I confess some things should be as they were. Traditions provide comfort. I confess that this confession is provoked by a day struggling to be – I think this is a sufficiently universal term for it – independent. After today it strikes me that being (an?) independent involves being dependent, a lot, on the ability to chase practical and administrative things.
Gathering all of my courage (and a bunch of paperwork prepared by my accountant) I traveled to the court. Well, the office of the clerk of some court. The building was the same as the one in which criminals are convicted. The people were nice. I handed over the paperwork expecting this or that stamp as a permanent testimony of me having faced the administrative music. Fat chance. A nice lady told me that my nice accountant – whom I hold no grudge – forgot a not so unimportant detail: to establish a partnership there has to be more than one partner.
Now I need to ask my partner to become my partner, my accountant to adapt the paperwork such that my partner is described as my partner & return to the court’s clerks to stamp me and my partner into partner-hood. If my partner in life is allowed by her boss to become my partner in business.
I confess after that doing the grocery shopping felt like the pinnacle of efficiency and effectivity combined (I see that the word “effectivity” gets a red wavy underlining from wordpress thesaurus. WordPress thesaurus should definitely be mandatory in corporate circles).
To remain on the topic of dependency, I further confess I’m on twitter now.
“I will not allow anybody to destroy the education that allowed me to become who I am.”, said a politician in response to the question whether it was possible for him to agree on reforming an education system reported to increase inequalities.
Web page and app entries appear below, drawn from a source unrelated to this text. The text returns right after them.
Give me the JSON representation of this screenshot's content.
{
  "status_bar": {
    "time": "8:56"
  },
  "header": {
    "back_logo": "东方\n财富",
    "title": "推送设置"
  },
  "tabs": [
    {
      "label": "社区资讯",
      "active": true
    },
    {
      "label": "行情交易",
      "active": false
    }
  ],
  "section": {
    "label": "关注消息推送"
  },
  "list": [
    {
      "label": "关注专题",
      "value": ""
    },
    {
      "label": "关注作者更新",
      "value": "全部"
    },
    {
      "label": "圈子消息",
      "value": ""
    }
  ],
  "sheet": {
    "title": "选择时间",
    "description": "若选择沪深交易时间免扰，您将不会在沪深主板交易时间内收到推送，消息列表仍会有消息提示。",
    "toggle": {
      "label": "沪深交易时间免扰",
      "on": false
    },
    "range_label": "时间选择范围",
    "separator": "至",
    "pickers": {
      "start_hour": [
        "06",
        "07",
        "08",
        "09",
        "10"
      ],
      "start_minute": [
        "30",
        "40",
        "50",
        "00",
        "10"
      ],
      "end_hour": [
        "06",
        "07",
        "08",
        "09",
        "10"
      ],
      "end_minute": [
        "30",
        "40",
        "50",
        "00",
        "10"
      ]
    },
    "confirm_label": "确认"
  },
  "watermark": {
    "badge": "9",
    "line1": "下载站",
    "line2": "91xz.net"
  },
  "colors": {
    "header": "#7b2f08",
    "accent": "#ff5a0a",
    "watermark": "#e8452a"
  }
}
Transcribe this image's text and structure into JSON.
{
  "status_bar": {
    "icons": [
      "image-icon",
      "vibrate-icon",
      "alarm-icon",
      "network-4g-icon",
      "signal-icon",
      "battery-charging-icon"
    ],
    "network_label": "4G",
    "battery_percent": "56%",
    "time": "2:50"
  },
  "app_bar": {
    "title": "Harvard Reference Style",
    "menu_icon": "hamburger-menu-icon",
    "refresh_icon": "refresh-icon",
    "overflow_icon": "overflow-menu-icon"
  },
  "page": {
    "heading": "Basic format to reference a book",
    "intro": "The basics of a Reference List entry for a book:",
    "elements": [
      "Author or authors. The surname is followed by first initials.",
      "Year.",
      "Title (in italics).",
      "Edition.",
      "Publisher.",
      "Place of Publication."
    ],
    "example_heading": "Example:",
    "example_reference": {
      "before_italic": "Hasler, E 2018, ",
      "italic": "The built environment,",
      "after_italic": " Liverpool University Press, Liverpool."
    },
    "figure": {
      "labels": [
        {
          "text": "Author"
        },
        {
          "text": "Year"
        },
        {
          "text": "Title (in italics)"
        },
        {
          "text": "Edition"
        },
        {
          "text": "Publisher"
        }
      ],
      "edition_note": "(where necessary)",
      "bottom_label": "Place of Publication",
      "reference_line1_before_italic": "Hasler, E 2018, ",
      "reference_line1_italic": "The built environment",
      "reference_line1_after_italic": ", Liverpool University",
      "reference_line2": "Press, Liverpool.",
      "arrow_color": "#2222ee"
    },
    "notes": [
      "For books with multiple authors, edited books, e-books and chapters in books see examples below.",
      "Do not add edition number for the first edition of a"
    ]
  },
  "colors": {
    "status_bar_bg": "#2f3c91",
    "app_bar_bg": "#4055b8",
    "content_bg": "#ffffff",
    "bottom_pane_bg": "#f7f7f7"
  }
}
A sentence which he knew to appeal mostly to the unfortunately many with unfortunate experiences with schools. As he knew whom the sentence “I am the living example that you can make it also if you’re born from working class parents.” would appeal to. Sentences hovering like drones above the heads of voters which believe there is only one bigger enemy than politics: statistics. Sentences that will fire their charge with surgical precision on any politician daring to rely on a statistical finding.
Some politicians like to focus on the ever increasing gap between politicians and their electorate. From another politician: “I earn only a modest income so I know what life is like for an average voter.” The anti-political politician is not monopolized by the right. Politics by hysteria replaces politics. Nobody even tries to explain what we know about the facts. If somebody tries she’s set aside as a naive nobody, the real politicians who hate politicians smile wearily and that’s that. I know who stands to gain from this type of politics although I don’t know whether it’s by design or by invisible hand that our politicians get converted into a selectorate of one-lining sons of bitches which glorify and praise science as long as it is not applied in the social sphere.
It matters: if it’s by design we can only fight it. If we fight it we need to use weapons even more powerful than theirs. Which means we will lose. If by invisible hand we can educate and apply some real politics to cancel out the bias and move on.
I’m naive but the question is: how naive are you?